In the letter, Zungula said his party held a firm view that a very strong message needed to be sent to all the murderers and rapists that the country would not tolerate this kind of abhorrent behaviour.
“The right to life, enshrined in the constitution, cannot be the sole preserve of murderers and rapists, the constitution must be strengthened to protect innocent lives. The constitution cannot be the refuge for murderers and rapists,” Zungula said.
The ATM leader asked Modise to task the parliamentary constitutional review committee to initiate public hearings.
“We are hoping that this process will culminate into a referendum and we have already requested the president of the republic to consider such,” Zungula said.
Amnesty International recorded at least 690 executions in 20 countries in 2018 globally, down by 31% from 2017 (at least 993 executions). The agency said at least 2,531 death sentences were imposed in 54 countries in 2018. At least 19,336 people were known to be under sentence of death globally last year.
Countries carrying out executions in 2018:
- Organisation of American States: 1 out of 35 countries carried out executions – the US.
- Organisation for Security and Cooperation in Europe: 2 out of 57 countries executed people – Belarus.
- African Union: 5 out of 55 countries carried out executions – Botswana, Egypt, Somalia, South Sudan and Sudan.

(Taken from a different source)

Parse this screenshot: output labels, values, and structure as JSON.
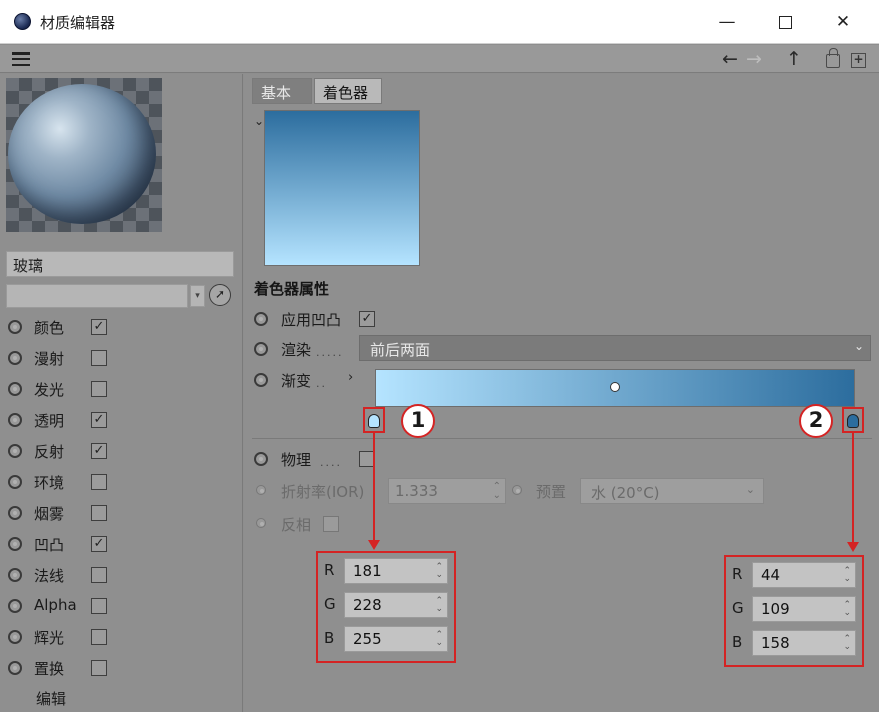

- League of Arab States: 6 out of 22 countries – Egypt, Iraq, Saudi Arabia, Somalia, Sudan and Yemen.
- Association of Southeast Asian Nations: 3 out of 10 – Singapore, Thailand and Vietnam.
- Commonwealth: 3 out of 53 – Botswana, Pakistan and Singapore. – Source: Amnesty International